##### Entries provided

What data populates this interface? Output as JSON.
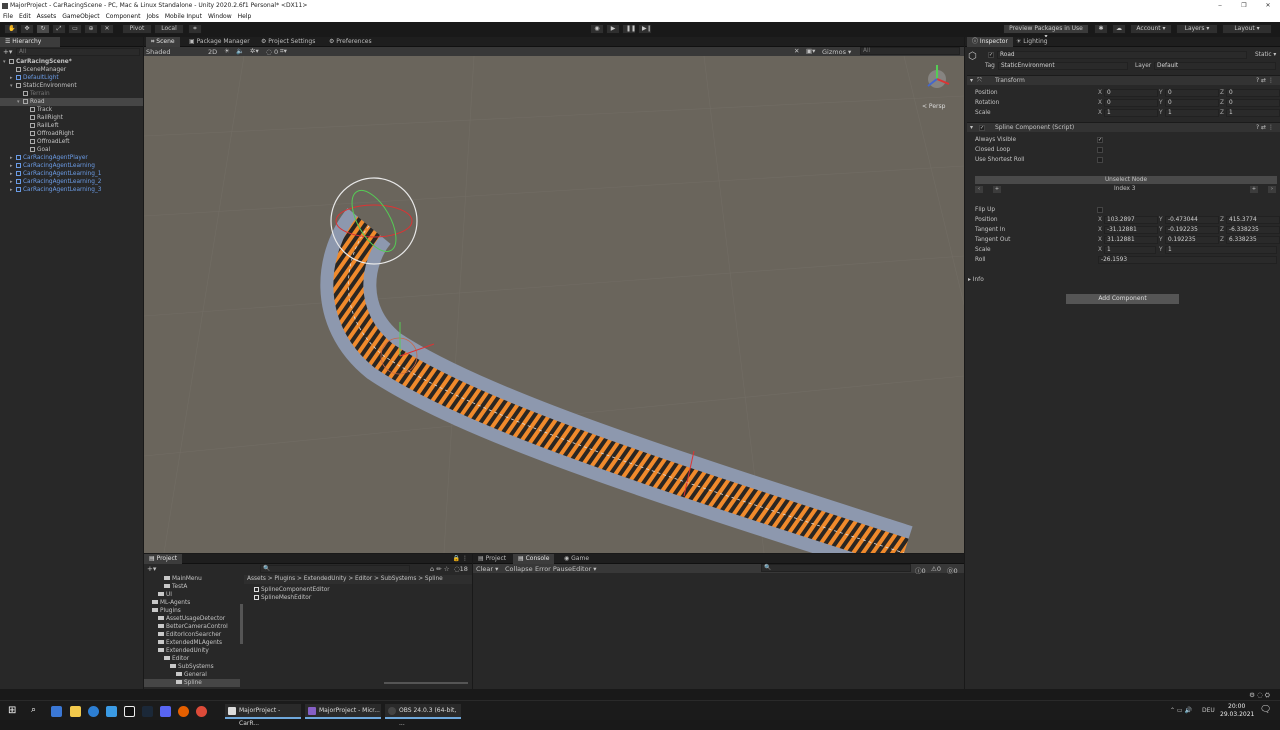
{
  "window": {
    "title": "MajorProject - CarRacingScene - PC, Mac & Linux Standalone - Unity 2020.2.6f1 Personal* <DX11>",
    "controls": [
      "‒",
      "❐",
      "✕"
    ]
  },
  "menu": [
    "File",
    "Edit",
    "Assets",
    "GameObject",
    "Component",
    "Jobs",
    "Mobile Input",
    "Window",
    "Help"
  ],
  "toolbar": {
    "pivot": "Pivot",
    "local": "Local",
    "preview_packages": "Preview Packages in Use ▾",
    "account": "Account ▾",
    "layers": "Layers ▾",
    "layout": "Layout ▾"
  },
  "hierarchy": {
    "tab": "Hierarchy",
    "search_placeholder": "All",
    "items": [
      {
        "label": "CarRacingScene*",
        "depth": 0,
        "kind": "scene"
      },
      {
        "label": "SceneManager",
        "depth": 1,
        "kind": "cube"
      },
      {
        "label": "DefaultLight",
        "depth": 1,
        "kind": "prefab"
      },
      {
        "label": "StaticEnvironment",
        "depth": 1,
        "kind": "cube"
      },
      {
        "label": "Terrain",
        "depth": 2,
        "kind": "dim"
      },
      {
        "label": "Road",
        "depth": 2,
        "kind": "cube",
        "selected": true
      },
      {
        "label": "Track",
        "depth": 3,
        "kind": "cube"
      },
      {
        "label": "RailRight",
        "depth": 3,
        "kind": "cube"
      },
      {
        "label": "RailLeft",
        "depth": 3,
        "kind": "cube"
      },
      {
        "label": "OffroadRight",
        "depth": 3,
        "kind": "cube"
      },
      {
        "label": "OffroadLeft",
        "depth": 3,
        "kind": "cube"
      },
      {
        "label": "Goal",
        "depth": 3,
        "kind": "cube"
      },
      {
        "label": "CarRacingAgentPlayer",
        "depth": 1,
        "kind": "prefab"
      },
      {
        "label": "CarRacingAgentLearning",
        "depth": 1,
        "kind": "prefab"
      },
      {
        "label": "CarRacingAgentLearning_1",
        "depth": 1,
        "kind": "prefab"
      },
      {
        "label": "CarRacingAgentLearning_2",
        "depth": 1,
        "kind": "prefab"
      },
      {
        "label": "CarRacingAgentLearning_3",
        "depth": 1,
        "kind": "prefab"
      }
    ]
  },
  "scene": {
    "tabs": [
      "Scene",
      "Package Manager",
      "Project Settings",
      "Preferences"
    ],
    "shading": "Shaded",
    "mode_2d": "2D",
    "gizmos": "Gizmos ▾",
    "search_placeholder": "All",
    "persp": "< Persp",
    "fx_count": "0"
  },
  "inspector": {
    "tabs": [
      "Inspector",
      "Lighting"
    ],
    "object_name": "Road",
    "static": "Static ▾",
    "tag_label": "Tag",
    "tag_value": "StaticEnvironment",
    "layer_label": "Layer",
    "layer_value": "Default",
    "transform": {
      "title": "Transform",
      "rows": [
        {
          "label": "Position",
          "x": "0",
          "y": "0",
          "z": "0"
        },
        {
          "label": "Rotation",
          "x": "0",
          "y": "0",
          "z": "0"
        },
        {
          "label": "Scale",
          "x": "1",
          "y": "1",
          "z": "1"
        }
      ]
    },
    "spline": {
      "title": "Spline Component (Script)",
      "always_visible": "Always Visible",
      "closed_loop": "Closed Loop",
      "shortest_roll": "Use Shortest Roll",
      "unselect_node": "Unselect Node",
      "index": "Index 3",
      "flip_up": "Flip Up",
      "rows": [
        {
          "label": "Position",
          "x": "103.2897",
          "y": "-0.473044",
          "z": "415.3774"
        },
        {
          "label": "Tangent In",
          "x": "-31.12881",
          "y": "-0.192235",
          "z": "-6.338235"
        },
        {
          "label": "Tangent Out",
          "x": "31.12881",
          "y": "0.192235",
          "z": "6.338235"
        }
      ],
      "scale": {
        "label": "Scale",
        "x": "1",
        "y": "1"
      },
      "roll": {
        "label": "Roll",
        "value": "-26.1593"
      }
    },
    "info": "Info",
    "add_component": "Add Component"
  },
  "project": {
    "tab": "Project",
    "tree": [
      {
        "label": "MainMenu",
        "depth": 3
      },
      {
        "label": "TestA",
        "depth": 3
      },
      {
        "label": "UI",
        "depth": 2
      },
      {
        "label": "ML-Agents",
        "depth": 1
      },
      {
        "label": "Plugins",
        "depth": 1
      },
      {
        "label": "AssetUsageDetector",
        "depth": 2
      },
      {
        "label": "BetterCameraControl",
        "depth": 2
      },
      {
        "label": "EditorIconSearcher",
        "depth": 2
      },
      {
        "label": "ExtendedMLAgents",
        "depth": 2
      },
      {
        "label": "ExtendedUnity",
        "depth": 2
      },
      {
        "label": "Editor",
        "depth": 3
      },
      {
        "label": "SubSystems",
        "depth": 4
      },
      {
        "label": "General",
        "depth": 5
      },
      {
        "label": "Spline",
        "depth": 5,
        "selected": true
      }
    ],
    "breadcrumb": "Assets > Plugins > ExtendedUnity > Editor > SubSystems > Spline",
    "files": [
      "SplineComponentEditor",
      "SplineMeshEditor"
    ],
    "badge": "18"
  },
  "console": {
    "tabs": [
      "Project",
      "Console",
      "Game"
    ],
    "buttons": [
      "Clear ▾",
      "Collapse",
      "Error Pause",
      "Editor ▾"
    ],
    "counts": [
      "0",
      "0",
      "0"
    ]
  },
  "taskbar": {
    "apps": [
      "MajorProject - CarR...",
      "MajorProject - Micr...",
      "OBS 24.0.3 (64-bit, ..."
    ],
    "lang": "DEU",
    "time": "20:00",
    "date": "29.03.2021"
  }
}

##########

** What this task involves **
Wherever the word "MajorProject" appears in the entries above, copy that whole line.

** Answer space **
    "title": "MajorProject - CarRacingScene - PC, Mac & Linux Standalone - Unity 2020.2.6f1 Personal* <DX11>",
      "MajorProject - CarR...",
      "MajorProject - Micr...",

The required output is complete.